Exercise description |
Each line of the listing that includes the string "nadawcy" is to be identified and copied.

*** Block opens ***

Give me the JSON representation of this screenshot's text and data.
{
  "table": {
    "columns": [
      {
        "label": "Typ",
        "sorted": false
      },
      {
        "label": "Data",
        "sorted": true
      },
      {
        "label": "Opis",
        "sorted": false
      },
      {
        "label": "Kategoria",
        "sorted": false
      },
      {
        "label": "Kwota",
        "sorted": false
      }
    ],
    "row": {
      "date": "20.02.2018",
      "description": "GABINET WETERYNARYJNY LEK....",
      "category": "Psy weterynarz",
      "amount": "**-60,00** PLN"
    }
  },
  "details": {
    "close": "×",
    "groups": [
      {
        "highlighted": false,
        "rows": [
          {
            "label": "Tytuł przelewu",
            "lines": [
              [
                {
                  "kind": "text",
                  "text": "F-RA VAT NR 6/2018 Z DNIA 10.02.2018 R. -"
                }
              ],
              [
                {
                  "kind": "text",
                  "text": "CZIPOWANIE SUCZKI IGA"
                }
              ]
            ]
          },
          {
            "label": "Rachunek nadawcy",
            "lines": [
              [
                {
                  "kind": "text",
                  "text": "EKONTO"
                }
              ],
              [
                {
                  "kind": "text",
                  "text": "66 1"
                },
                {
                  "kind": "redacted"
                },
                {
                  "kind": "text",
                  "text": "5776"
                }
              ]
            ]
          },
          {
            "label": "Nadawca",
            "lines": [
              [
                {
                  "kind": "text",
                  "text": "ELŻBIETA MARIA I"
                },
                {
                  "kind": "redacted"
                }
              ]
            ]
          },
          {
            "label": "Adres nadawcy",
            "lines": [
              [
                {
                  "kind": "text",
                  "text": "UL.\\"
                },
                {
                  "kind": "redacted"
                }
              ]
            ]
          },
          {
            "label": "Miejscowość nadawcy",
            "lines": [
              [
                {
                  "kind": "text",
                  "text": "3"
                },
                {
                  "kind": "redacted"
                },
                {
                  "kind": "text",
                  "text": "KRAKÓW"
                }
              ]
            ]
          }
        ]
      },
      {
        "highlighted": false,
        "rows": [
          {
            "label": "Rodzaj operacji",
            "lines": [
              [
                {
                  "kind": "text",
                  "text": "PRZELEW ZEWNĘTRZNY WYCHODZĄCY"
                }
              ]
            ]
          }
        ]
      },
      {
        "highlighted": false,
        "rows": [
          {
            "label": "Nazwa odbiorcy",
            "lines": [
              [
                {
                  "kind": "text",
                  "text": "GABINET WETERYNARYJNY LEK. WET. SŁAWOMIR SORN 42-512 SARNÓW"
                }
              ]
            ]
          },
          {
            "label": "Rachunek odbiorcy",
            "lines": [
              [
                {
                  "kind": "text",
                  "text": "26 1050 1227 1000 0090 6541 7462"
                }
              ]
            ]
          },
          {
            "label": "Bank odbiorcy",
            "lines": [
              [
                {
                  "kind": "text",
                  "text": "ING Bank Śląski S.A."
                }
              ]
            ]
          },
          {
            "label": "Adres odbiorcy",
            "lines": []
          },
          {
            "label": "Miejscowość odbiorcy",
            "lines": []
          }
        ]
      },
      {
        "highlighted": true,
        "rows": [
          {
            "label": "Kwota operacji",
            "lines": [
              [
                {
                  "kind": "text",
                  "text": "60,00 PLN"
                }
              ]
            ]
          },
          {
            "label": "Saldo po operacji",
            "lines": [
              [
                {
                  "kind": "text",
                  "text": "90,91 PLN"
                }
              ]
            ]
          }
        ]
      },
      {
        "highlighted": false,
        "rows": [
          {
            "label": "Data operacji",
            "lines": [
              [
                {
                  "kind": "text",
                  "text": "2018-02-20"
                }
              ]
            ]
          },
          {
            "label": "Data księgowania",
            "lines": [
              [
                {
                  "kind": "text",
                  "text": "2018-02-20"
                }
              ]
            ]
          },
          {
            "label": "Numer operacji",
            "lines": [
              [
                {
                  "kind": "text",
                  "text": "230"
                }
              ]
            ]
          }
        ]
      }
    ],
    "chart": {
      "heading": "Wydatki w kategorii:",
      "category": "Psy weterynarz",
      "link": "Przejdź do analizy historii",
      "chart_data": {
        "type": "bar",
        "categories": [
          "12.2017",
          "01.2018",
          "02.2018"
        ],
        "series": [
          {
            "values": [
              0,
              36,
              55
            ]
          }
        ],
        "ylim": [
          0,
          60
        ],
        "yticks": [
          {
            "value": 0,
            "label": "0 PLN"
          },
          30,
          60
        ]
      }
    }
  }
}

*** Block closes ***

Solution for this problem |
            "label": "Rachunek nadawcy",
            "label": "Adres nadawcy",
            "label": "Miejscowość nadawcy",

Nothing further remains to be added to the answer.